§ EXERCISE DIRECTIONS
Scan the entries below and return each line that contains "hero".

§ THE DATA
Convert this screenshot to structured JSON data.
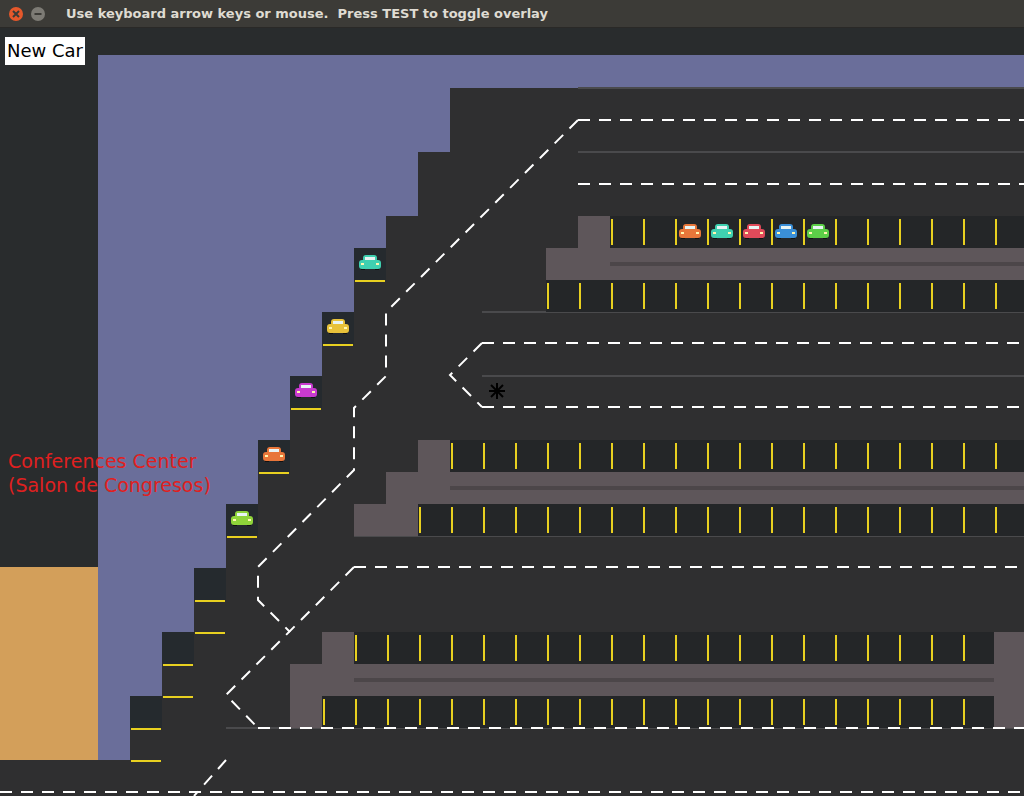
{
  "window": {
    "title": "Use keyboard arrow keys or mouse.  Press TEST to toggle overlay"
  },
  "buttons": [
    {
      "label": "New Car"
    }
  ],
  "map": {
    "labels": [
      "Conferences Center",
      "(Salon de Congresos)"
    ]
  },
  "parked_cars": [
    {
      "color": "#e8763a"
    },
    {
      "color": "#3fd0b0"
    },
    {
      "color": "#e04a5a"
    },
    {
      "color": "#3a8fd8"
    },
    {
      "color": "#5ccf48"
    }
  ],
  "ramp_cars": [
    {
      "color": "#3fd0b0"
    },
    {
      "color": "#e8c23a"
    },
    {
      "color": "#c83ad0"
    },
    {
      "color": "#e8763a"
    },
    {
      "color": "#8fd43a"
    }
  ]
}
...
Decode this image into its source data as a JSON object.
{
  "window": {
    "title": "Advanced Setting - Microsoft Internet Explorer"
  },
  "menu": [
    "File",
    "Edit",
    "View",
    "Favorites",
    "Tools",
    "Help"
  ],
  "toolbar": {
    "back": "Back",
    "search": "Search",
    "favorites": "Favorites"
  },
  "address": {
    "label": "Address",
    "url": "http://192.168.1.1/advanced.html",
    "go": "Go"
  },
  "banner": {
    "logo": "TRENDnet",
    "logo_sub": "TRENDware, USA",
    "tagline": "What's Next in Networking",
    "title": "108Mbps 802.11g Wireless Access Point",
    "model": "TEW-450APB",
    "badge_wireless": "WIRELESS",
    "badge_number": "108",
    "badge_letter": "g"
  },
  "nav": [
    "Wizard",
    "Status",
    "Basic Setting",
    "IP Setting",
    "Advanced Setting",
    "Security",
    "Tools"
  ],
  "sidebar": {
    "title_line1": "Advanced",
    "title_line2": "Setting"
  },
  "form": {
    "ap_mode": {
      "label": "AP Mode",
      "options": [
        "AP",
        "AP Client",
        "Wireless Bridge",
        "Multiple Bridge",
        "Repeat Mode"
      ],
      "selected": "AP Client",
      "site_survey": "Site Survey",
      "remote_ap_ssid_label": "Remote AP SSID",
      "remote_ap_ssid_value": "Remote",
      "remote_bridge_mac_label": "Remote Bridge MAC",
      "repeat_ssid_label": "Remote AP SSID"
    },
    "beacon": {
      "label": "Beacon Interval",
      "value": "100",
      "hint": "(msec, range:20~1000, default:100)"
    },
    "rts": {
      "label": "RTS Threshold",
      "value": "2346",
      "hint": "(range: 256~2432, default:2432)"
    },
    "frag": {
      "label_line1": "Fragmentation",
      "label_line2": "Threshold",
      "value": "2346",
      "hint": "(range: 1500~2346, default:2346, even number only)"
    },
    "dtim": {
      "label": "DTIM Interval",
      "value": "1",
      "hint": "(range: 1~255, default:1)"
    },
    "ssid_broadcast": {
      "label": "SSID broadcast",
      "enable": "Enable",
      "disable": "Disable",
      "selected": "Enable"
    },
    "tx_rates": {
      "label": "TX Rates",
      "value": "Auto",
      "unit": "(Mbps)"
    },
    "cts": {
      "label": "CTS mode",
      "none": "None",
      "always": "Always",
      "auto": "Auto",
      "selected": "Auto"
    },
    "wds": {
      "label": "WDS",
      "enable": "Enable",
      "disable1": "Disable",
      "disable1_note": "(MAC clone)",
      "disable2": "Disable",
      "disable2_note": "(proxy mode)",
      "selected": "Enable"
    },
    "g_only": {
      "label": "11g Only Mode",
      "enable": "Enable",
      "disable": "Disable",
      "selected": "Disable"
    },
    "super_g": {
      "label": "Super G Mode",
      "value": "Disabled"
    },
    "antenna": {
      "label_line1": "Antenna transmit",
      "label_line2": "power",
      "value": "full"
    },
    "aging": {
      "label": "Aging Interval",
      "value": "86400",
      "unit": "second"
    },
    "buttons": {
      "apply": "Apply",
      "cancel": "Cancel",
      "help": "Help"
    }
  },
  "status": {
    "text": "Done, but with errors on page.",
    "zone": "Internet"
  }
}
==
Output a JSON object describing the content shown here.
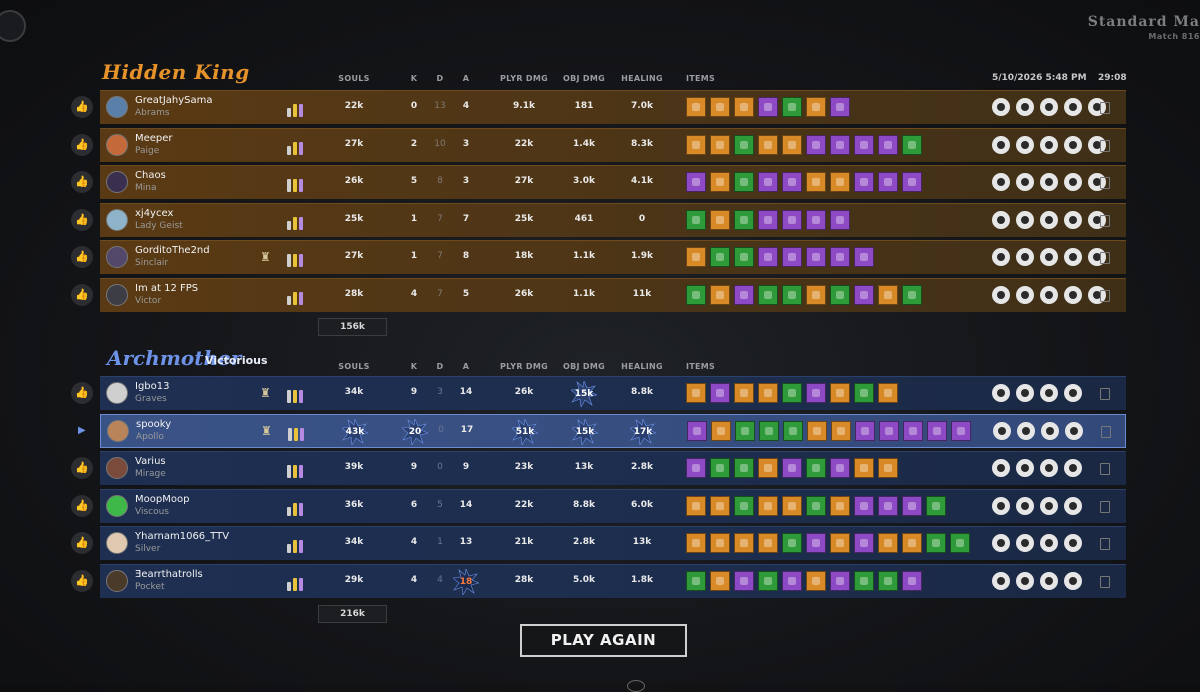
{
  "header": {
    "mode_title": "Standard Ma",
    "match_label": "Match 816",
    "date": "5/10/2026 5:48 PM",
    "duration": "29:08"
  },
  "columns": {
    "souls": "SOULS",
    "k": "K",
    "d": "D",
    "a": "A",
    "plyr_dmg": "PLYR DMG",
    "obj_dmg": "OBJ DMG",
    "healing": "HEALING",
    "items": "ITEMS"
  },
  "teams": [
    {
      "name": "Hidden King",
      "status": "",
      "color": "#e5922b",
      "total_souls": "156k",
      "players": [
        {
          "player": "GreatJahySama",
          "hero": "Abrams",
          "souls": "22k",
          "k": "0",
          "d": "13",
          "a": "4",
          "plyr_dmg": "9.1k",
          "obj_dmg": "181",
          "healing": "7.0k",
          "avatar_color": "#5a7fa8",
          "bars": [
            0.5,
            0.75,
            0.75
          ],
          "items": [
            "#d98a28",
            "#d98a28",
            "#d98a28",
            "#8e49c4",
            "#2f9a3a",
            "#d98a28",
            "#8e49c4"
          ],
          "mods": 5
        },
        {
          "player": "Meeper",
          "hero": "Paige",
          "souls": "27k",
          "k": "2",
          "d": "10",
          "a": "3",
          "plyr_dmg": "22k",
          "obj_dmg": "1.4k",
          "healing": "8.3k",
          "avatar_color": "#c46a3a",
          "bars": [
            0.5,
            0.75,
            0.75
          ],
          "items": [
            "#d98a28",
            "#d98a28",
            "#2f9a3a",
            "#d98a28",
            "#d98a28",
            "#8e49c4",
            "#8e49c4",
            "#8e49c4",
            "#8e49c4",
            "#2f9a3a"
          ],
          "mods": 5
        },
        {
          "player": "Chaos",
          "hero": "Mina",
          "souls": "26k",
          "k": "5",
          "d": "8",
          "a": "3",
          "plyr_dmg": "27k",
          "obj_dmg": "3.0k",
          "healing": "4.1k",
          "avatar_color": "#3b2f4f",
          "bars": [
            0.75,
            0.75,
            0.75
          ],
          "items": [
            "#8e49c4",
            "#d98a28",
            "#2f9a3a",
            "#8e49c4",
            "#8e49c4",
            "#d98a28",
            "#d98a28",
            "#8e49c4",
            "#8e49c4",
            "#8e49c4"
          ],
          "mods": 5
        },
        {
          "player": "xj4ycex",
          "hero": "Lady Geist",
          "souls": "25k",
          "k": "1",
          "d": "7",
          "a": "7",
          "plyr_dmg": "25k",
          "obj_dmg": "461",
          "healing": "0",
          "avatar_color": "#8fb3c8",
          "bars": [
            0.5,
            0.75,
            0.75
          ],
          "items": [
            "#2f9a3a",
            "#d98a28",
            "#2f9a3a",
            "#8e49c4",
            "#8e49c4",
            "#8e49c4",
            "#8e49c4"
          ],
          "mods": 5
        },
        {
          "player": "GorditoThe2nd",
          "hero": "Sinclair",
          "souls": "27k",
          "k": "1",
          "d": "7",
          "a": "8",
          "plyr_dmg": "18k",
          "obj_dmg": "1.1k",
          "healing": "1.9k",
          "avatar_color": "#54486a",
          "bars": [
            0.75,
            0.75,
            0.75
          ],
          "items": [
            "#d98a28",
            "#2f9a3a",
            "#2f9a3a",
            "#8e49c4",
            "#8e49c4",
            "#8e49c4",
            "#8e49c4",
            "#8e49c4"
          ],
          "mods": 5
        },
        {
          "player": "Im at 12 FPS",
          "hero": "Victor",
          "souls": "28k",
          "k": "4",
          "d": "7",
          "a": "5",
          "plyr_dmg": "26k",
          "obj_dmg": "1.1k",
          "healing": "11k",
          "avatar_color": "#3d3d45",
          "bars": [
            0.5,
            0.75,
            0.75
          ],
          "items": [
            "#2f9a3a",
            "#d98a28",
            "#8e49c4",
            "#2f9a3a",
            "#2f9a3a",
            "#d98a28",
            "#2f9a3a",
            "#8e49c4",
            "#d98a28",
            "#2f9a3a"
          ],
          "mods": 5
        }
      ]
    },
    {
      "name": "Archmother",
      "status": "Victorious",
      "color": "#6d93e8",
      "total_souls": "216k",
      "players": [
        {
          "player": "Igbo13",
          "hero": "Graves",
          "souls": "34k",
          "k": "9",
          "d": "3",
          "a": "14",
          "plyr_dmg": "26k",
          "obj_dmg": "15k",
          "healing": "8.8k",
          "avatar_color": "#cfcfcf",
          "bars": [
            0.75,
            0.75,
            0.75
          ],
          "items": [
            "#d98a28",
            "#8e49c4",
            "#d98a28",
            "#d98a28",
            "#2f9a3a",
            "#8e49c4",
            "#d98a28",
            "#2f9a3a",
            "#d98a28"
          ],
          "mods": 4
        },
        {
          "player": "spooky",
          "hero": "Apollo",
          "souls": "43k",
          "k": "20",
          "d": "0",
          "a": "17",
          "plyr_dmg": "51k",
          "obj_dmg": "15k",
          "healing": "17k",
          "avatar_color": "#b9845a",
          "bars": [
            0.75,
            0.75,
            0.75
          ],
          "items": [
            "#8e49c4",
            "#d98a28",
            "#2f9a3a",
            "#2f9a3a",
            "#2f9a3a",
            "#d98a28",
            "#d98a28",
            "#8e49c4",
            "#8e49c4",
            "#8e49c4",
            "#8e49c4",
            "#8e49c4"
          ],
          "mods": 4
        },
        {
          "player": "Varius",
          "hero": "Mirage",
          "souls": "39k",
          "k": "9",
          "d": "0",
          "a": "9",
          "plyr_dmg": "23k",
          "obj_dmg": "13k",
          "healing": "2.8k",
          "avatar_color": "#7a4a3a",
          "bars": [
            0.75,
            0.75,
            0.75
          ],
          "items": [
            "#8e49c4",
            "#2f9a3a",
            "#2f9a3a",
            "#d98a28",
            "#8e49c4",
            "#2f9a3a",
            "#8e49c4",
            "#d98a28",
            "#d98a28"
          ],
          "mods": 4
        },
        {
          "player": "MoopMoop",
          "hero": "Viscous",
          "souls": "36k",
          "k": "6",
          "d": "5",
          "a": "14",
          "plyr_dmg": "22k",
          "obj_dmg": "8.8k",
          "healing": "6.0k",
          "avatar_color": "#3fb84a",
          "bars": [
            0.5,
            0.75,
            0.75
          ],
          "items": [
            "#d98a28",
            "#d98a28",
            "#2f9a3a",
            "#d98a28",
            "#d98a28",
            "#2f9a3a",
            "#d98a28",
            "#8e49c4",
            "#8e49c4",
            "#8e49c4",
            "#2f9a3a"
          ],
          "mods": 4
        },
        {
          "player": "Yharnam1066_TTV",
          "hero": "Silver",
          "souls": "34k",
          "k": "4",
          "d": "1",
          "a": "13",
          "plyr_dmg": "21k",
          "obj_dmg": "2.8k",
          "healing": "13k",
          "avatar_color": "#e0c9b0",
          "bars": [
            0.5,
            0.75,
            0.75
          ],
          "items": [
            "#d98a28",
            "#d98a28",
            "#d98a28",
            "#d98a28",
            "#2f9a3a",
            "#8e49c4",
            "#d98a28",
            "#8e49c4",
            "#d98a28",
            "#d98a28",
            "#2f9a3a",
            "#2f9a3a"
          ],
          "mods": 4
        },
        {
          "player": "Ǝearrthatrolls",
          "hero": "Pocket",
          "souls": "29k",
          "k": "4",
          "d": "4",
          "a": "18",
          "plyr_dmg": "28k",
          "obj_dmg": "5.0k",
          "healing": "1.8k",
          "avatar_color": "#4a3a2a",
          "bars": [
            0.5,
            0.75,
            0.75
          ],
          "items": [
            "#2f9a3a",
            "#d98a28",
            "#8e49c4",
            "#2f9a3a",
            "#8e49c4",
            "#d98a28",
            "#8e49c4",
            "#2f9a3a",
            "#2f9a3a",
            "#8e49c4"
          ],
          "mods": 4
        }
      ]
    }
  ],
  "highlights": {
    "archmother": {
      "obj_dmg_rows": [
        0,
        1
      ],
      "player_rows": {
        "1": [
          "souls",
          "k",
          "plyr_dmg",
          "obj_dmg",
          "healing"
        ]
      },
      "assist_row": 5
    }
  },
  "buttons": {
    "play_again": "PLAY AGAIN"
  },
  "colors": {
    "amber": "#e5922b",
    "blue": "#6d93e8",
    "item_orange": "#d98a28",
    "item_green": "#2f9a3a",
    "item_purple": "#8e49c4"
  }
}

§ ANSWER SPACE
          "hero": "Abrams",
          "hero": "Paige",
          "hero": "Mina",
          "hero": "Lady Geist",
          "hero": "Sinclair",
          "hero": "Victor",
          "hero": "Graves",
          "hero": "Apollo",
          "hero": "Mirage",
          "hero": "Viscous",
          "hero": "Silver",
          "hero": "Pocket",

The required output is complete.